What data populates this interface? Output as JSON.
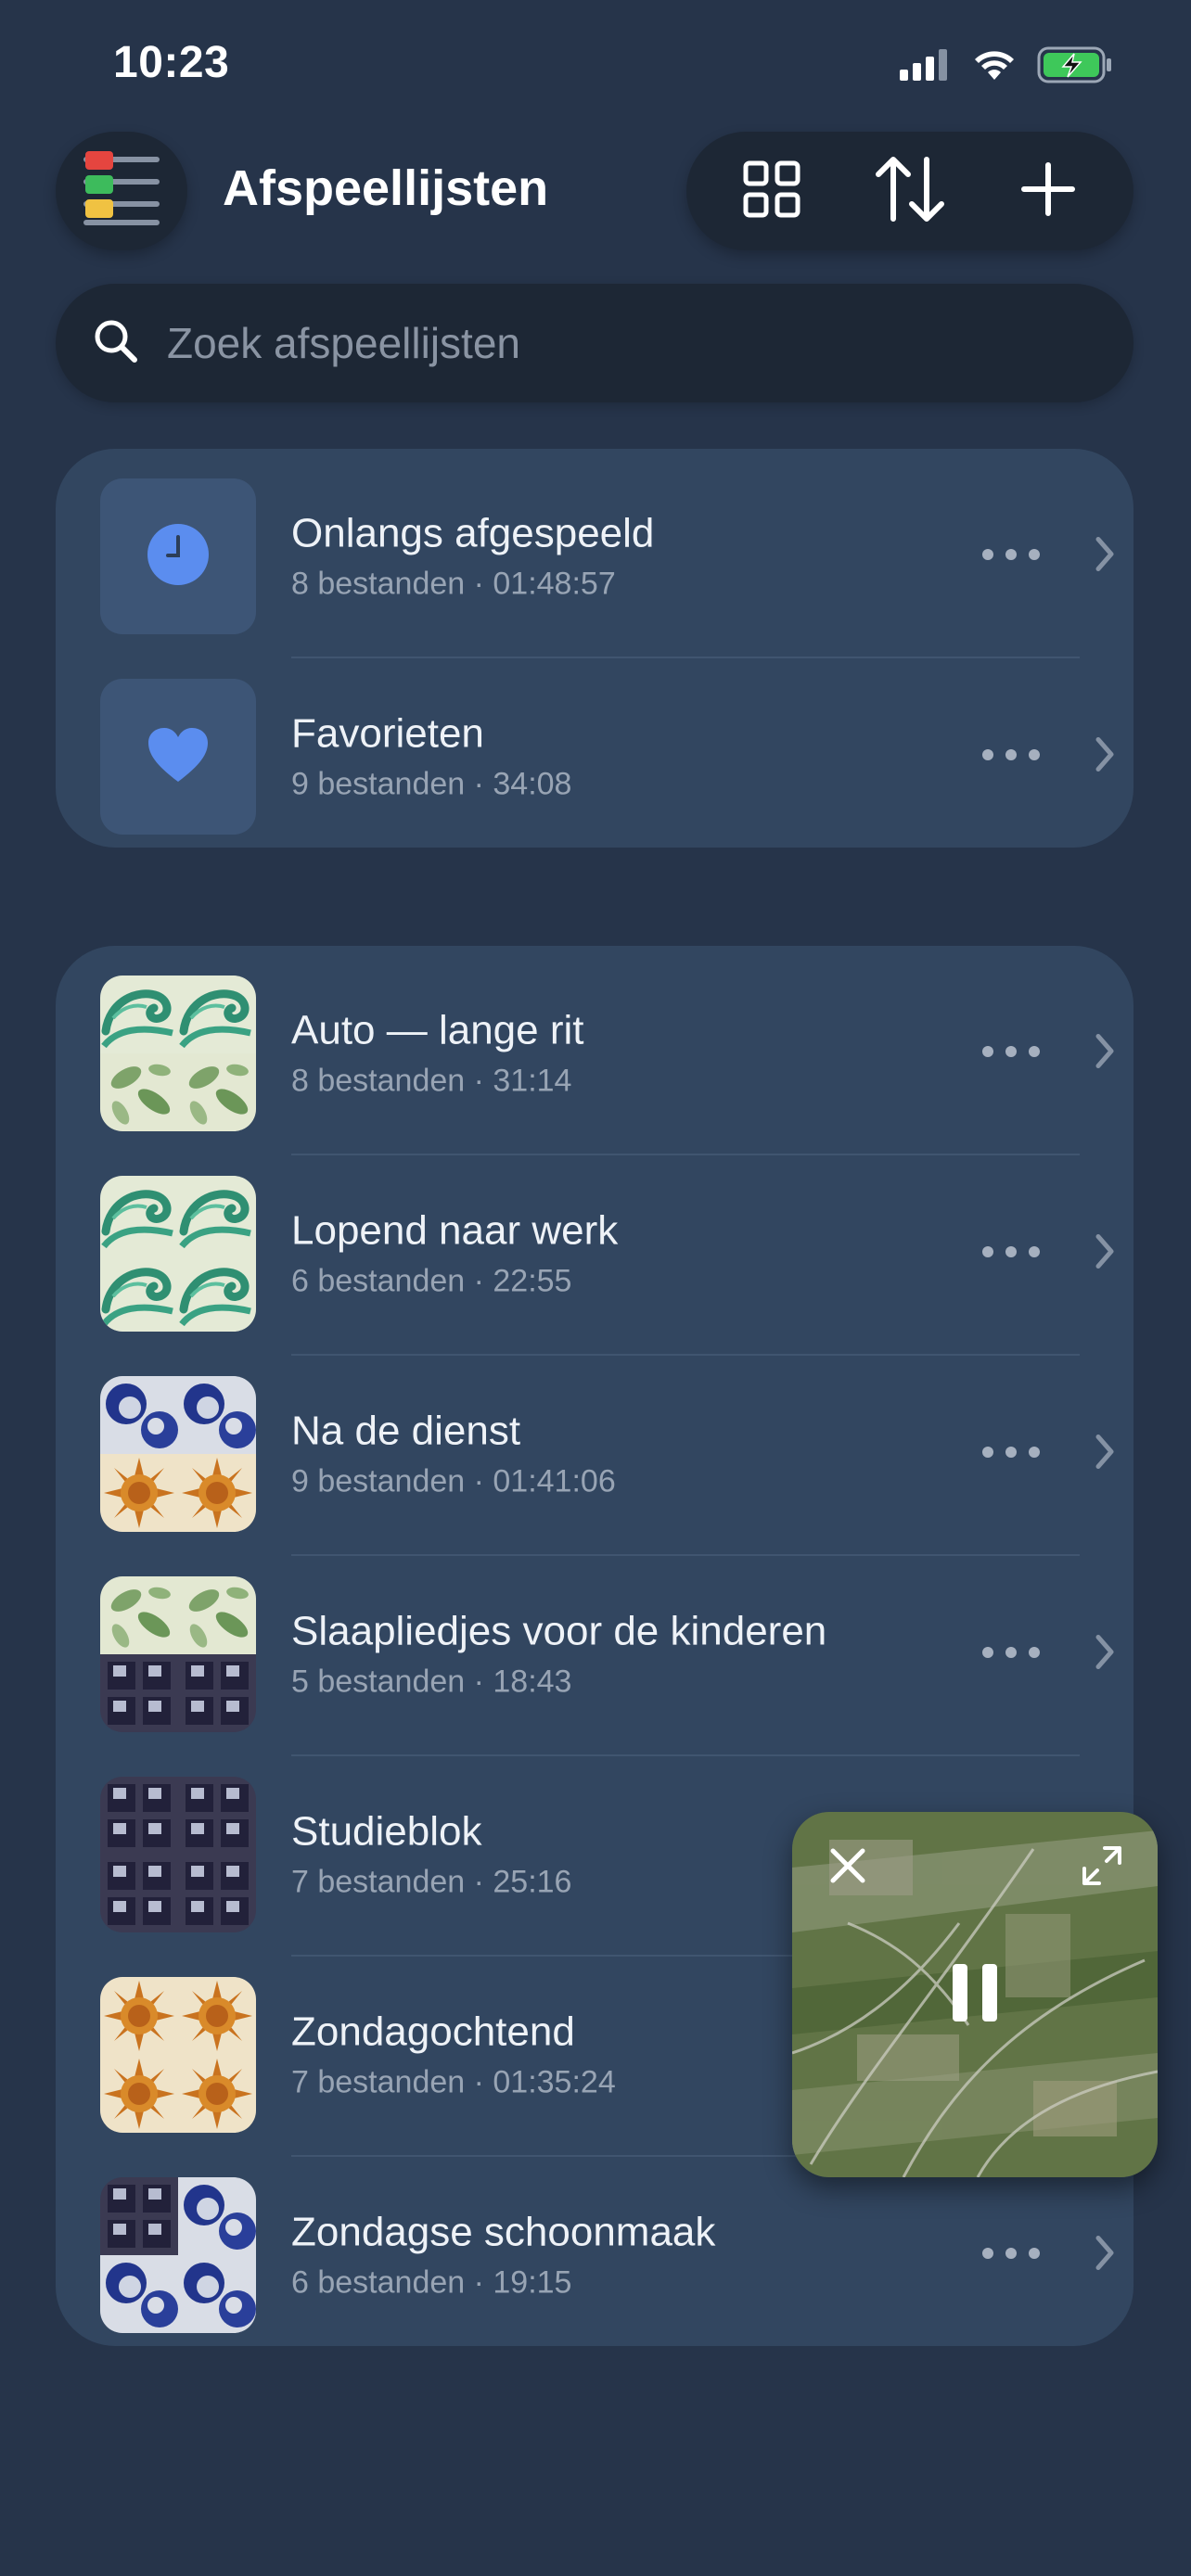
{
  "status_bar": {
    "time": "10:23",
    "icons": [
      "cellular-signal-icon",
      "wifi-icon",
      "battery-charging-icon"
    ]
  },
  "header": {
    "title": "Afspeellijsten",
    "menu_icon": "playlist-menu-icon",
    "toolbar": [
      "grid-view-icon",
      "sort-icon",
      "plus-icon"
    ]
  },
  "search": {
    "placeholder": "Zoek afspeellijsten"
  },
  "special_lists": [
    {
      "title": "Onlangs afgespeeld",
      "subtitle": "8 bestanden · 01:48:57",
      "icon": "clock-icon"
    },
    {
      "title": "Favorieten",
      "subtitle": "9 bestanden · 34:08",
      "icon": "heart-icon"
    }
  ],
  "playlists": [
    {
      "title": "Auto — lange rit",
      "subtitle": "8 bestanden · 31:14"
    },
    {
      "title": "Lopend naar werk",
      "subtitle": "6 bestanden · 22:55"
    },
    {
      "title": "Na de dienst",
      "subtitle": "9 bestanden · 01:41:06"
    },
    {
      "title": "Slaapliedjes voor de kinderen",
      "subtitle": "5 bestanden · 18:43"
    },
    {
      "title": "Studieblok",
      "subtitle": "7 bestanden · 25:16"
    },
    {
      "title": "Zondagochtend",
      "subtitle": "7 bestanden · 01:35:24"
    },
    {
      "title": "Zondagse schoonmaak",
      "subtitle": "6 bestanden · 19:15"
    }
  ],
  "mini_player": {
    "state": "playing",
    "icons": [
      "close-icon",
      "expand-icon",
      "pause-icon"
    ]
  },
  "colors": {
    "background": "#26344a",
    "card": "#324660",
    "control": "#1d2735",
    "accent_blue": "#5b8def",
    "battery_green": "#3ec85a"
  }
}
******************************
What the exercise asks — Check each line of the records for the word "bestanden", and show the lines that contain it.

Task answer —
      "subtitle": "8 bestanden · 01:48:57",
      "subtitle": "9 bestanden · 34:08",
      "subtitle": "8 bestanden · 31:14"
      "subtitle": "6 bestanden · 22:55"
      "subtitle": "9 bestanden · 01:41:06"
      "subtitle": "5 bestanden · 18:43"
      "subtitle": "7 bestanden · 25:16"
      "subtitle": "7 bestanden · 01:35:24"
      "subtitle": "6 bestanden · 19:15"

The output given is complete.